▸ **TASK OBJECTIVE**
Return the listing below character for character.

▸ **INPUT RECORDS**
_ _ _ _ _

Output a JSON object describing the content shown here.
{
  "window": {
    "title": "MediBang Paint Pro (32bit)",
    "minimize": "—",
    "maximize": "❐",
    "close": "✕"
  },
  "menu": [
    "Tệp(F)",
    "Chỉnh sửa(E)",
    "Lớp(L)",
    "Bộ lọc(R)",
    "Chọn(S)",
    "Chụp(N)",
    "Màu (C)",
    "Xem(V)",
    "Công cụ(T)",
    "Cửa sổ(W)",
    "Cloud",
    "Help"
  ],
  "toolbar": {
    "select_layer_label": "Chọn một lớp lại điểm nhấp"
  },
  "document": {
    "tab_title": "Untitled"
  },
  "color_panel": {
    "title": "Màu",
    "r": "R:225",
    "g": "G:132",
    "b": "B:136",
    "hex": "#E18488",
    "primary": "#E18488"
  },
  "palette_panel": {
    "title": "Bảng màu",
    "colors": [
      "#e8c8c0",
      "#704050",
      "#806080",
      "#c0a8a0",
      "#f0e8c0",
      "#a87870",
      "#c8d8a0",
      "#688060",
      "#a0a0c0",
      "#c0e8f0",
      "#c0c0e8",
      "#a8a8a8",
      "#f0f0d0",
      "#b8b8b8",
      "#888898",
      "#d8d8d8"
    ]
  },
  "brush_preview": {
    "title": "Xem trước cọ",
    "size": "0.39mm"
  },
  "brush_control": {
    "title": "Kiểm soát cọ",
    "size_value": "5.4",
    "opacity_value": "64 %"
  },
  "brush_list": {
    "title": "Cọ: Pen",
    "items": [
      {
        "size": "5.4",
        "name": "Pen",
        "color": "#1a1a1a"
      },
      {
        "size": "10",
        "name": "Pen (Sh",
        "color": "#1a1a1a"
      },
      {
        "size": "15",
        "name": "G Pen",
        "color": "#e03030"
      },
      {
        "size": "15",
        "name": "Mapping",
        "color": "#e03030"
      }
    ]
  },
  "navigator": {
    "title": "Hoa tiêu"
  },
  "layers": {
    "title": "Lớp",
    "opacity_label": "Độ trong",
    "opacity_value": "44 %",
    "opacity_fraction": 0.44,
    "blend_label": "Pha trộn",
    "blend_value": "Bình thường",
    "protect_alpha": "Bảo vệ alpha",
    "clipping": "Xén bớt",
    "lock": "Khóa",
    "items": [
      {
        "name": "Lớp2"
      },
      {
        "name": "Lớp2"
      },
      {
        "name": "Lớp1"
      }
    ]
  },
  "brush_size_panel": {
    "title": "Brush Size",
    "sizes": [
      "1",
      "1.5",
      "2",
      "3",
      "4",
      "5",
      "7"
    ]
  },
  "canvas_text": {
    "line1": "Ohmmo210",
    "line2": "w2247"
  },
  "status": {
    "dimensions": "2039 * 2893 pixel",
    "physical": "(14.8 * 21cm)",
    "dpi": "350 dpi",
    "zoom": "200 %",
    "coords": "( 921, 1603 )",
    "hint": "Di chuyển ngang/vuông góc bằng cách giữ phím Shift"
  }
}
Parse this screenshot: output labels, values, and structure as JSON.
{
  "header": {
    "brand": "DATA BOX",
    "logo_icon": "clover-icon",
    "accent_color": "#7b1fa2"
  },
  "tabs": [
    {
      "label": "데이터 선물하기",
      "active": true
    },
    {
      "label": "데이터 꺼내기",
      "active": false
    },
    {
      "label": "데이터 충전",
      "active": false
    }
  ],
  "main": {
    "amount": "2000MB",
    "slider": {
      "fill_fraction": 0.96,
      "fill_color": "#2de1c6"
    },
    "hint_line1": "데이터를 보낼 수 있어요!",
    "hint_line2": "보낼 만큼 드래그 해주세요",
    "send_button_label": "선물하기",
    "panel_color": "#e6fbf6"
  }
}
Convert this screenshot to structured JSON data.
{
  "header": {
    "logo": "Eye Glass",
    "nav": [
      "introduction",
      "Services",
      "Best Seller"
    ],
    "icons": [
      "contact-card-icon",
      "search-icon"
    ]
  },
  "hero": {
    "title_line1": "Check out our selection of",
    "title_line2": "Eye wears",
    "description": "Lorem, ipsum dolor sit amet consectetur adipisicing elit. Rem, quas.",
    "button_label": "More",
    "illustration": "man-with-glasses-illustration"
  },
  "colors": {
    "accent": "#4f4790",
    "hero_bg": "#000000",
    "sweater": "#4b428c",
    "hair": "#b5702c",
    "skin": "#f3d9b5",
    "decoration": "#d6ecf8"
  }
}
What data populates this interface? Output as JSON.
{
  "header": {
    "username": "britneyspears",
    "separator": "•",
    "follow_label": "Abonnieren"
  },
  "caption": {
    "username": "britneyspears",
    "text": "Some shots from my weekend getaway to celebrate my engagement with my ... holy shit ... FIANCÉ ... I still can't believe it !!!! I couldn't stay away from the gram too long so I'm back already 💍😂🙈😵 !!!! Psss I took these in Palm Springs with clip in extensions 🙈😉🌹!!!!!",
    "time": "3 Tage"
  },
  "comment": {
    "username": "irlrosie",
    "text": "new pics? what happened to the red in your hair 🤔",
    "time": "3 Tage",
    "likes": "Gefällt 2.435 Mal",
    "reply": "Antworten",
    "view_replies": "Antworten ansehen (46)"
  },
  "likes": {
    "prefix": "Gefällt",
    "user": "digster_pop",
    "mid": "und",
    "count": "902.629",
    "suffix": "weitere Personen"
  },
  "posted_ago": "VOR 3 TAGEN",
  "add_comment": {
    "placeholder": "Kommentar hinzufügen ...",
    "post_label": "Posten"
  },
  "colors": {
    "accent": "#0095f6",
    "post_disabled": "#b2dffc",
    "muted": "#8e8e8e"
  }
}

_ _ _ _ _

▸ **REPLY**
Output a JSON object describing the content shown here.
{
  "window": {
    "title": "MediBang Paint Pro (32bit)",
    "minimize": "—",
    "maximize": "❐",
    "close": "✕"
  },
  "menu": [
    "Tệp(F)",
    "Chỉnh sửa(E)",
    "Lớp(L)",
    "Bộ lọc(R)",
    "Chọn(S)",
    "Chụp(N)",
    "Màu (C)",
    "Xem(V)",
    "Công cụ(T)",
    "Cửa sổ(W)",
    "Cloud",
    "Help"
  ],
  "toolbar": {
    "select_layer_label": "Chọn một lớp lại điểm nhấp"
  },
  "document": {
    "tab_title": "Untitled"
  },
  "color_panel": {
    "title": "Màu",
    "r": "R:225",
    "g": "G:132",
    "b": "B:136",
    "hex": "#E18488",
    "primary": "#E18488"
  },
  "palette_panel": {
    "title": "Bảng màu",
    "colors": [
      "#e8c8c0",
      "#704050",
      "#806080",
      "#c0a8a0",
      "#f0e8c0",
      "#a87870",
      "#c8d8a0",
      "#688060",
      "#a0a0c0",
      "#c0e8f0",
      "#c0c0e8",
      "#a8a8a8",
      "#f0f0d0",
      "#b8b8b8",
      "#888898",
      "#d8d8d8"
    ]
  },
  "brush_preview": {
    "title": "Xem trước cọ",
    "size": "0.39mm"
  },
  "brush_control": {
    "title": "Kiểm soát cọ",
    "size_value": "5.4",
    "opacity_value": "64 %"
  },
  "brush_list": {
    "title": "Cọ: Pen",
    "items": [
      {
        "size": "5.4",
        "name": "Pen",
        "color": "#1a1a1a"
      },
      {
        "size": "10",
        "name": "Pen (Sh",
        "color": "#1a1a1a"
      },
      {
        "size": "15",
        "name": "G Pen",
        "color": "#e03030"
      },
      {
        "size": "15",
        "name": "Mapping",
        "color": "#e03030"
      }
    ]
  },
  "navigator": {
    "title": "Hoa tiêu"
  },
  "layers": {
    "title": "Lớp",
    "opacity_label": "Độ trong",
    "opacity_value": "44 %",
    "opacity_fraction": 0.44,
    "blend_label": "Pha trộn",
    "blend_value": "Bình thường",
    "protect_alpha": "Bảo vệ alpha",
    "clipping": "Xén bớt",
    "lock": "Khóa",
    "items": [
      {
        "name": "Lớp2"
      },
      {
        "name": "Lớp2"
      },
      {
        "name": "Lớp1"
      }
    ]
  },
  "brush_size_panel": {
    "title": "Brush Size",
    "sizes": [
      "1",
      "1.5",
      "2",
      "3",
      "4",
      "5",
      "7"
    ]
  },
  "canvas_text": {
    "line1": "Ohmmo210",
    "line2": "w2247"
  },
  "status": {
    "dimensions": "2039 * 2893 pixel",
    "physical": "(14.8 * 21cm)",
    "dpi": "350 dpi",
    "zoom": "200 %",
    "coords": "( 921, 1603 )",
    "hint": "Di chuyển ngang/vuông góc bằng cách giữ phím Shift"
  }
}
Parse this screenshot: output labels, values, and structure as JSON.
{
  "header": {
    "brand": "DATA BOX",
    "logo_icon": "clover-icon",
    "accent_color": "#7b1fa2"
  },
  "tabs": [
    {
      "label": "데이터 선물하기",
      "active": true
    },
    {
      "label": "데이터 꺼내기",
      "active": false
    },
    {
      "label": "데이터 충전",
      "active": false
    }
  ],
  "main": {
    "amount": "2000MB",
    "slider": {
      "fill_fraction": 0.96,
      "fill_color": "#2de1c6"
    },
    "hint_line1": "데이터를 보낼 수 있어요!",
    "hint_line2": "보낼 만큼 드래그 해주세요",
    "send_button_label": "선물하기",
    "panel_color": "#e6fbf6"
  }
}
Convert this screenshot to structured JSON data.
{
  "header": {
    "logo": "Eye Glass",
    "nav": [
      "introduction",
      "Services",
      "Best Seller"
    ],
    "icons": [
      "contact-card-icon",
      "search-icon"
    ]
  },
  "hero": {
    "title_line1": "Check out our selection of",
    "title_line2": "Eye wears",
    "description": "Lorem, ipsum dolor sit amet consectetur adipisicing elit. Rem, quas.",
    "button_label": "More",
    "illustration": "man-with-glasses-illustration"
  },
  "colors": {
    "accent": "#4f4790",
    "hero_bg": "#000000",
    "sweater": "#4b428c",
    "hair": "#b5702c",
    "skin": "#f3d9b5",
    "decoration": "#d6ecf8"
  }
}
What data populates this interface? Output as JSON.
{
  "header": {
    "username": "britneyspears",
    "separator": "•",
    "follow_label": "Abonnieren"
  },
  "caption": {
    "username": "britneyspears",
    "text": "Some shots from my weekend getaway to celebrate my engagement with my ... holy shit ... FIANCÉ ... I still can't believe it !!!! I couldn't stay away from the gram too long so I'm back already 💍😂🙈😵 !!!! Psss I took these in Palm Springs with clip in extensions 🙈😉🌹!!!!!",
    "time": "3 Tage"
  },
  "comment": {
    "username": "irlrosie",
    "text": "new pics? what happened to the red in your hair 🤔",
    "time": "3 Tage",
    "likes": "Gefällt 2.435 Mal",
    "reply": "Antworten",
    "view_replies": "Antworten ansehen (46)"
  },
  "likes": {
    "prefix": "Gefällt",
    "user": "digster_pop",
    "mid": "und",
    "count": "902.629",
    "suffix": "weitere Personen"
  },
  "posted_ago": "VOR 3 TAGEN",
  "add_comment": {
    "placeholder": "Kommentar hinzufügen ...",
    "post_label": "Posten"
  },
  "colors": {
    "accent": "#0095f6",
    "post_disabled": "#b2dffc",
    "muted": "#8e8e8e"
  }
}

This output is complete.